The short (one-bay) chancel is raised up four steps and formed of a single aisleless bay with a three-light window on either side, featuring four trilobes in a rounded square in its head and, externally, a crocketed gable filled with blank tracery above (as seen above).  The chancel arch has three orders of side-shafts with capitals with naturalistic vine leaf decoration and a very complex series of mouldings around the arch, and the bay is covered by a net lierne vault of considerable elaboration (shown in the foreground, left).  It clearly provided a striking termination to the building, and yet it was obviously not considered sufficient for High Anglican worship in the mid-nineteenth century as Sir George Gilbert Scott was called upon to lengthen it in 1856 and provide greater emphasis and sanctity in the form of the apse beyond.  This is an impressive addition, both outside and in.  Here too, in conformity with the earlier work, the tall three-light windows are set beneath crocketed gables filled with blank tracery, but this time there is also a profusion of carving, both outside and in, with leaf carving around the window arches, carved angels sitting on the gables, figure gargoyles above, and pinnacles of square section between the bays, with a niche on every side.  Inside, it is again the lierne vault, which is similar but not identical to Rickman and Hutchinson's vault over the chancel, and the blank arcading beneath the windows, that vie for attention.  The blank arcading beneath the north, northeast, southeast and south windows is formed of three trefoil-cusped arches separated by black marble columns with leaf capitals (suitably adapted on the S. wall to form a sedilia), but against the E. wall, this is further developed to form a most attractive carved reredos composed of five narrow trefoiled bays, each set beneath a crocketed carved gable filled with a projecting, beautifully carved head (as illustrated below). 
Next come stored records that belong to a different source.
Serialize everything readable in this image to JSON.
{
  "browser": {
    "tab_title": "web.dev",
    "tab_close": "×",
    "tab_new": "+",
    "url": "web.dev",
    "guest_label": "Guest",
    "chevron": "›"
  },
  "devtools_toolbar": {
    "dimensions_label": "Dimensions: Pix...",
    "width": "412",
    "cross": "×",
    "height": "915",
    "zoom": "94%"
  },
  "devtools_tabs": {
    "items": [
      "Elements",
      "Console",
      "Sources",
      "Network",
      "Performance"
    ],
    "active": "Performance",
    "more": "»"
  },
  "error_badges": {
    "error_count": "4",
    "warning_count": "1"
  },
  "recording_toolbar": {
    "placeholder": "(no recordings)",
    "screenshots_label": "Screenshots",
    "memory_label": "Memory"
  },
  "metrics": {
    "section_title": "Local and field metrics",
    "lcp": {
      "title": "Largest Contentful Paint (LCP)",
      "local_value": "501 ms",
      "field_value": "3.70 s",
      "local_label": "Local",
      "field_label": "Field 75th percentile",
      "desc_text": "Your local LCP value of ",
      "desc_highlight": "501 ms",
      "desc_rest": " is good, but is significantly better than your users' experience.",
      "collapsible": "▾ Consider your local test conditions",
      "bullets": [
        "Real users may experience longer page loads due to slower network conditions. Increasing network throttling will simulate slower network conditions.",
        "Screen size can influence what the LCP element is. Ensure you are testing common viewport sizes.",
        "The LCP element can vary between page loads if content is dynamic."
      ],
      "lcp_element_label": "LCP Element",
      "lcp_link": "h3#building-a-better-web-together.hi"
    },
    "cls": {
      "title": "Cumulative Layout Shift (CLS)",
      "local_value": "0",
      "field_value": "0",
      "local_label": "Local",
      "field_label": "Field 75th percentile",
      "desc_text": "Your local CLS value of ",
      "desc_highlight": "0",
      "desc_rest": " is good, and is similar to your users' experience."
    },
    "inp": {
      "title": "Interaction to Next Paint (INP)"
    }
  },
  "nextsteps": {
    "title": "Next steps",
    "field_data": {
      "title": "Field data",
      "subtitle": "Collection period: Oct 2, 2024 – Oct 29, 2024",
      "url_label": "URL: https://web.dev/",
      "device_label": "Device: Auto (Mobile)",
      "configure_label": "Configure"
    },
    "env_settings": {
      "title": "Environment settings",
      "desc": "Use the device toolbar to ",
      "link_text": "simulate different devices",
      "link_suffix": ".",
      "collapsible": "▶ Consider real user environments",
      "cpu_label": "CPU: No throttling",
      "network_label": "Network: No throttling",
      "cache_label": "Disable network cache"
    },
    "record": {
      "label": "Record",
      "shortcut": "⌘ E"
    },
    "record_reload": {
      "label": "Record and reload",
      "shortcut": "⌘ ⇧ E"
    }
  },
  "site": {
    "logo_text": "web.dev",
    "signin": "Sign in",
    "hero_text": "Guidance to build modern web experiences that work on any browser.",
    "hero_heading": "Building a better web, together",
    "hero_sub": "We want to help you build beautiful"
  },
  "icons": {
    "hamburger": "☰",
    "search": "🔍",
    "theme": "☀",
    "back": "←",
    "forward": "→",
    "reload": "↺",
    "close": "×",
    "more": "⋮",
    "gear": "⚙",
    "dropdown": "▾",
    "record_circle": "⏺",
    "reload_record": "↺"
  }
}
Finally, it remains briefly to describe the pulpit and the font.  The drum of the former is constructed of wood, elaborately carved, but the stem is cut from white stone, to which groups of three small brown marble shafts have been added at the corners to give support to the little vaulted arch spaces in between.  The font is entirely carved from a piece (or pieces) of brown-veined marble and is decorated round the bowl with the traditional symbols of the Evangelists (an angel for St. Matthew, a lion for St. Mark, an ox for St. Luke, and an eagle for St. John), alternating (on the cardinal sides) by four Biblical scenes, probably to be interpreted as:  to the east, St. John the Baptist baptising converts;  to the south, the Passion;  to the west, possibly Adam and Eve;  and to the north, possibly the Transfiguration.